▸ **Task requirements**: Check the records below line by line. Give the count of lines with "this", and nothing else.

(Records from a collection)
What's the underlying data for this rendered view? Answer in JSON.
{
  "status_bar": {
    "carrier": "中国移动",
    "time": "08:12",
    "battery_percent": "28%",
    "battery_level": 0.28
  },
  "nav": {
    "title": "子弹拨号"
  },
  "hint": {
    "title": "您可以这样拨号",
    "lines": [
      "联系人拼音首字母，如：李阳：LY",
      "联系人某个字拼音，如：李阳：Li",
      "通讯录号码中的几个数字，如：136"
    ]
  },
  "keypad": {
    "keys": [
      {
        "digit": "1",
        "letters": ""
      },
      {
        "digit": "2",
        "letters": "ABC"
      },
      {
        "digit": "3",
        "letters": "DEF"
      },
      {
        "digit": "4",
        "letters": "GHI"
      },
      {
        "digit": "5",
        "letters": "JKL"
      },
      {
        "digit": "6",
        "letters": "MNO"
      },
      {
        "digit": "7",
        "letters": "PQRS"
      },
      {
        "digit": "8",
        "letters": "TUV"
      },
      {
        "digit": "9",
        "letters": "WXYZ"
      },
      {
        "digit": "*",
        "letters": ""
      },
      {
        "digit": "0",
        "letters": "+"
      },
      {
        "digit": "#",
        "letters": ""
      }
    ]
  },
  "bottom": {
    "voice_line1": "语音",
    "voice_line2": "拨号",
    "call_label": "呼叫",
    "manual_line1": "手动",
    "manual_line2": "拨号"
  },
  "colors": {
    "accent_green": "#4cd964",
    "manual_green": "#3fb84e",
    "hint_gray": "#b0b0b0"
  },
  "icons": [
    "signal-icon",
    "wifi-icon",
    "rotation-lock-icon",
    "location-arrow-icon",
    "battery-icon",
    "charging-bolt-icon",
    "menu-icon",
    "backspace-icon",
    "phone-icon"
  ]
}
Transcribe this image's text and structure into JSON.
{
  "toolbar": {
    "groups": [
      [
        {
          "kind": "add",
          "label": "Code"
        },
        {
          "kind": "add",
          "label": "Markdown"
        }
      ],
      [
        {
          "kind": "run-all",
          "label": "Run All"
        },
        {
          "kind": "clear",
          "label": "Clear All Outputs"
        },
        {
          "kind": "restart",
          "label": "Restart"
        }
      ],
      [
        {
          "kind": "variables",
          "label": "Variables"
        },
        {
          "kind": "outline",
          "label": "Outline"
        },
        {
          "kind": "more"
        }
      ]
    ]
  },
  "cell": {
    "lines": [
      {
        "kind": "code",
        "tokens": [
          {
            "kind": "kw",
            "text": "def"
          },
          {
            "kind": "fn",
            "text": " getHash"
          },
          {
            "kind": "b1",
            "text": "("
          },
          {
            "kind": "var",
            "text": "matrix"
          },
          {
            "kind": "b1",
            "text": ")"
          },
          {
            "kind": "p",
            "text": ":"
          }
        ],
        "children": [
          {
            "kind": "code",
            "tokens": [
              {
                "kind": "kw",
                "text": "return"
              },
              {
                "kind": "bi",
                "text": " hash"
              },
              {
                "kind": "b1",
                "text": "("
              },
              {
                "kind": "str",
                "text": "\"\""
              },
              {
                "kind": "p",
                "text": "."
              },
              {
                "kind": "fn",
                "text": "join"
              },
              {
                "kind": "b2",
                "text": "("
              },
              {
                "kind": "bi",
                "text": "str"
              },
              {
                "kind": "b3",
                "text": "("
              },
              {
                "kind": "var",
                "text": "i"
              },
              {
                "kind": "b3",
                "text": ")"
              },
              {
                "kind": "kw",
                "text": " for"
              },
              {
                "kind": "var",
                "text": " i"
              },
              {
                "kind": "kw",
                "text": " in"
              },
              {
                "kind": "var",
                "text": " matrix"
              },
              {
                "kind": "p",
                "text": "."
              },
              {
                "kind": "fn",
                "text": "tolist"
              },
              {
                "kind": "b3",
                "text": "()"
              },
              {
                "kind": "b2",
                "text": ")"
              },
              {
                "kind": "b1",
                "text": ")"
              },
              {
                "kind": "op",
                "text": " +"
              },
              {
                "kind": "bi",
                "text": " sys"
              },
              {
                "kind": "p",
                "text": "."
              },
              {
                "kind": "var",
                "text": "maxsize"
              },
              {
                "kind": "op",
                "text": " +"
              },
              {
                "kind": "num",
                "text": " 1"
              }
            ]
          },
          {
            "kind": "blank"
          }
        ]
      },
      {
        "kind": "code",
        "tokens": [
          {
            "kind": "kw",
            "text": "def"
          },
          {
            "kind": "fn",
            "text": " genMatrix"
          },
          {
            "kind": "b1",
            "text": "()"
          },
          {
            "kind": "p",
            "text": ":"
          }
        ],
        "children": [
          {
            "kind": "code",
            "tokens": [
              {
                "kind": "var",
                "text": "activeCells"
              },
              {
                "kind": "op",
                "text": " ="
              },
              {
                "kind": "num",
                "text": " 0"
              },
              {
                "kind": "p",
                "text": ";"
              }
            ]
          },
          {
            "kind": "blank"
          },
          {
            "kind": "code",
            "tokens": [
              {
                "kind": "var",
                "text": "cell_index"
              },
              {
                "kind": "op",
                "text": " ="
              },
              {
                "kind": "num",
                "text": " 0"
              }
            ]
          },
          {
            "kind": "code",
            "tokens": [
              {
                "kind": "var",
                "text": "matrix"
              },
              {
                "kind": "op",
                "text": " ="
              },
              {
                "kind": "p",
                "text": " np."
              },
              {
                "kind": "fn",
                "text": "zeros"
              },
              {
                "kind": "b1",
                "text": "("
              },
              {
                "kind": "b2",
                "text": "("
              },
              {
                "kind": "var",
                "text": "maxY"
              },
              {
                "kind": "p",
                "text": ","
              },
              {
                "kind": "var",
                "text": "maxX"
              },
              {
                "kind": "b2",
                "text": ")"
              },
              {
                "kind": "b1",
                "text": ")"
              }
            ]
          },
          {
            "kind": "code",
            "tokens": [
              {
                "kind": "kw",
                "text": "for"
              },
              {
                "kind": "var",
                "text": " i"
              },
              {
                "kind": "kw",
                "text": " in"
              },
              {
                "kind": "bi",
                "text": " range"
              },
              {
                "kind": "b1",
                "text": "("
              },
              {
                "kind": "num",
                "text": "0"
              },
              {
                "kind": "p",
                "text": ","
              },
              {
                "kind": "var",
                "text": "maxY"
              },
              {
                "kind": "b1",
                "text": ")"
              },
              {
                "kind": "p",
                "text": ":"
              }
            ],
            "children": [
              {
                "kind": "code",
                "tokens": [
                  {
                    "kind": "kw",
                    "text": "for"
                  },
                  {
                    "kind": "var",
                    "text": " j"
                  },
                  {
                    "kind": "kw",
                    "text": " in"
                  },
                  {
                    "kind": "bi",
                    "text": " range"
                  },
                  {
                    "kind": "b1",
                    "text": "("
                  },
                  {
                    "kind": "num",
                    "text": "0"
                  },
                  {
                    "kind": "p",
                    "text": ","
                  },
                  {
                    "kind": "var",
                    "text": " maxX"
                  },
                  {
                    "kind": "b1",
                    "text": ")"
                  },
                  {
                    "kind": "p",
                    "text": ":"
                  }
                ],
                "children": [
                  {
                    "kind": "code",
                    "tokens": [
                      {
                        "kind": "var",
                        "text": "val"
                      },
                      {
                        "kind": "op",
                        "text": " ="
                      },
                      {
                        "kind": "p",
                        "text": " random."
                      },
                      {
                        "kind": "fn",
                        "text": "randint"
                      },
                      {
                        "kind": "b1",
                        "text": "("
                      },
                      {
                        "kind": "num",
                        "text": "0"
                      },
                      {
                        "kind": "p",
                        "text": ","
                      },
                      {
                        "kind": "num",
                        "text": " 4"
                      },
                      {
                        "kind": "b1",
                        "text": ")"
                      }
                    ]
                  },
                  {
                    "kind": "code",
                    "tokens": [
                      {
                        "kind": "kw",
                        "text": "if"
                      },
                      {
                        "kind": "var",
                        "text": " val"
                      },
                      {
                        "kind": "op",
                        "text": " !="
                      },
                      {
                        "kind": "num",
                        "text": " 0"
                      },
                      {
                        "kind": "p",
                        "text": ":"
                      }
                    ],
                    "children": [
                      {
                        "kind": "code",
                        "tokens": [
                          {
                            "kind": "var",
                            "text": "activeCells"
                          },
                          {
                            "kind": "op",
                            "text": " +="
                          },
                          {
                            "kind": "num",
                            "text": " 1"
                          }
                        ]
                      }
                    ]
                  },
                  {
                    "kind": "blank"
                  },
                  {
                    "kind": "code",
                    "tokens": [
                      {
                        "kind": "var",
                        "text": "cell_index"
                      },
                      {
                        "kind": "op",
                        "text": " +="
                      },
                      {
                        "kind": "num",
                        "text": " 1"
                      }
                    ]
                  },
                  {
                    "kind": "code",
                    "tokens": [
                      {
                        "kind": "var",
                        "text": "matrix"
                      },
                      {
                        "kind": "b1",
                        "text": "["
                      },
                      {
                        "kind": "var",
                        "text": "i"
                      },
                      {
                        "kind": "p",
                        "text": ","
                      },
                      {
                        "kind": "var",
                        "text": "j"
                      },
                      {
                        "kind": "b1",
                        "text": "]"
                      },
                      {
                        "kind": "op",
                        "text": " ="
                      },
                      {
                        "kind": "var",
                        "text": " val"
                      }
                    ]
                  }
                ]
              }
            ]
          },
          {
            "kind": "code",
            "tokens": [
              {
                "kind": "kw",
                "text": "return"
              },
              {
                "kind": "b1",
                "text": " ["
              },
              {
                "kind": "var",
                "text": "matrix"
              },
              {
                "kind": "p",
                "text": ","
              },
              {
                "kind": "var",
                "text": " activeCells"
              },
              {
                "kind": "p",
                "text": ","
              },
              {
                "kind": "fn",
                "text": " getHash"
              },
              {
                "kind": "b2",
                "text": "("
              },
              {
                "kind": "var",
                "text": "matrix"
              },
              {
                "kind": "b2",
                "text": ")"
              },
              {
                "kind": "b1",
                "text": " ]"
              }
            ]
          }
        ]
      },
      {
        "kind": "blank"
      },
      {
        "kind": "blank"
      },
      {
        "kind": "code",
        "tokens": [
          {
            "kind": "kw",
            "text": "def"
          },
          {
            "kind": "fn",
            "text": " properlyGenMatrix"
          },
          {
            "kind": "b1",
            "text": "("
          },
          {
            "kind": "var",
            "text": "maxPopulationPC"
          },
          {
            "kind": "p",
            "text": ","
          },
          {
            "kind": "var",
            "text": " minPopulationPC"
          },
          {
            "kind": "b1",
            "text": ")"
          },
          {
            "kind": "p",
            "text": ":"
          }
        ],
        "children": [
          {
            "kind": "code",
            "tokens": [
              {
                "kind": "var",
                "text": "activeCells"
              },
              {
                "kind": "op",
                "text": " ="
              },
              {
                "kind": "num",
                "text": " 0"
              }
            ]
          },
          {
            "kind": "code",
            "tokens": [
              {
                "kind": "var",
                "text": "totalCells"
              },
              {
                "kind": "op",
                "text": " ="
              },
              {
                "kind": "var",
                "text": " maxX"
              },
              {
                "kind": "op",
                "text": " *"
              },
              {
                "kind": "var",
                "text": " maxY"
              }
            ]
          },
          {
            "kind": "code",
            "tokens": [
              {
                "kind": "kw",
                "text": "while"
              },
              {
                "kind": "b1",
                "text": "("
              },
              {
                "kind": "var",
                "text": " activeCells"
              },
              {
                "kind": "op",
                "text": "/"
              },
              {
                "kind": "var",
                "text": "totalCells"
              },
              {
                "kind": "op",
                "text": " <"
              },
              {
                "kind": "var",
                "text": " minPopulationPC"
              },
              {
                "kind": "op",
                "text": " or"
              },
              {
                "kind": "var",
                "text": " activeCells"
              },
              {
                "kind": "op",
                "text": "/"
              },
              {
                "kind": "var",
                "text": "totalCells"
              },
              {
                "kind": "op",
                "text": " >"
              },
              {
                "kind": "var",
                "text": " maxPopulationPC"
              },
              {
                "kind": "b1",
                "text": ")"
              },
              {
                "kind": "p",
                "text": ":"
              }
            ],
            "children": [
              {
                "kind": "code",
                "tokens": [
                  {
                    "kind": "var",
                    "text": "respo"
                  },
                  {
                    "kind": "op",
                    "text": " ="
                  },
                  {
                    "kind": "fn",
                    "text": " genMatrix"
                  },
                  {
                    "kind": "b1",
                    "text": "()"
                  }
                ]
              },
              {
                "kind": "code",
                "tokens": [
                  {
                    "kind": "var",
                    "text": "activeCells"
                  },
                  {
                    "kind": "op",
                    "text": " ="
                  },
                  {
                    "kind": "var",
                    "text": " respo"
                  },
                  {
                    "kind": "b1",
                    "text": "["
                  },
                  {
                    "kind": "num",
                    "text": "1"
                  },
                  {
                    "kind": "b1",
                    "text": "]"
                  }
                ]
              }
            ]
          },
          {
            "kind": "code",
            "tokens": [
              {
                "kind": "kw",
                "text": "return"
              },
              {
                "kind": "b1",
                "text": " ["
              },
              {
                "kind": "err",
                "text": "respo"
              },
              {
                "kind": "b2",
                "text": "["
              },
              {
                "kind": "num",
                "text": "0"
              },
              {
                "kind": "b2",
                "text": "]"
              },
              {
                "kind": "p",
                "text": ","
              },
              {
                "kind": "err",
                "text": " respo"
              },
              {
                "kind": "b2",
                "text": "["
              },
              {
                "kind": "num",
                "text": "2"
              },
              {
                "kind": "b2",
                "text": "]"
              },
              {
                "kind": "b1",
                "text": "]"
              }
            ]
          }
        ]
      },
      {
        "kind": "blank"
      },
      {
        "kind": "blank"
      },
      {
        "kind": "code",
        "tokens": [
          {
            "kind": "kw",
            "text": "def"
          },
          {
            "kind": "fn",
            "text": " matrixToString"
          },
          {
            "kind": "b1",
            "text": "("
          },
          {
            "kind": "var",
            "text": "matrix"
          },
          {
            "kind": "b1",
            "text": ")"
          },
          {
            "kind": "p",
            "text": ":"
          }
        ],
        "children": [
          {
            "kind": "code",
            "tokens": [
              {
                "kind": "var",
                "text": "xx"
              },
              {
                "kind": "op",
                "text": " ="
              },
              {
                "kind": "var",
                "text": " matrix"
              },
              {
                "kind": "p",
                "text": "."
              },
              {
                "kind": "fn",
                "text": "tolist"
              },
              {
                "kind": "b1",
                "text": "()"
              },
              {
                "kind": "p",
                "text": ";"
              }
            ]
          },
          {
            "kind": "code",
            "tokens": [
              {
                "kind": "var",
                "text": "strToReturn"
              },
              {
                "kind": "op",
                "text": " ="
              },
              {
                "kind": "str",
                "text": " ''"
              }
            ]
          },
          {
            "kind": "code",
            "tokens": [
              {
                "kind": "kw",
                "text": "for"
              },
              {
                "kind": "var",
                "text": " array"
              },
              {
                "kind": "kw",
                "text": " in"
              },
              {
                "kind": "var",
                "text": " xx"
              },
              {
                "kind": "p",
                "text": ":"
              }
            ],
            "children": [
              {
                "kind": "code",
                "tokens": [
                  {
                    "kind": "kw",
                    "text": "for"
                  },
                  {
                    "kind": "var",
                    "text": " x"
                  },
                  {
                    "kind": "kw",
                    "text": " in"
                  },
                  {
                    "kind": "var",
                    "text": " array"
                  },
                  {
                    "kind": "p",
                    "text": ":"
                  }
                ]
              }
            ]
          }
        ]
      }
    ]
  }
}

▸ **Solved problem**: 2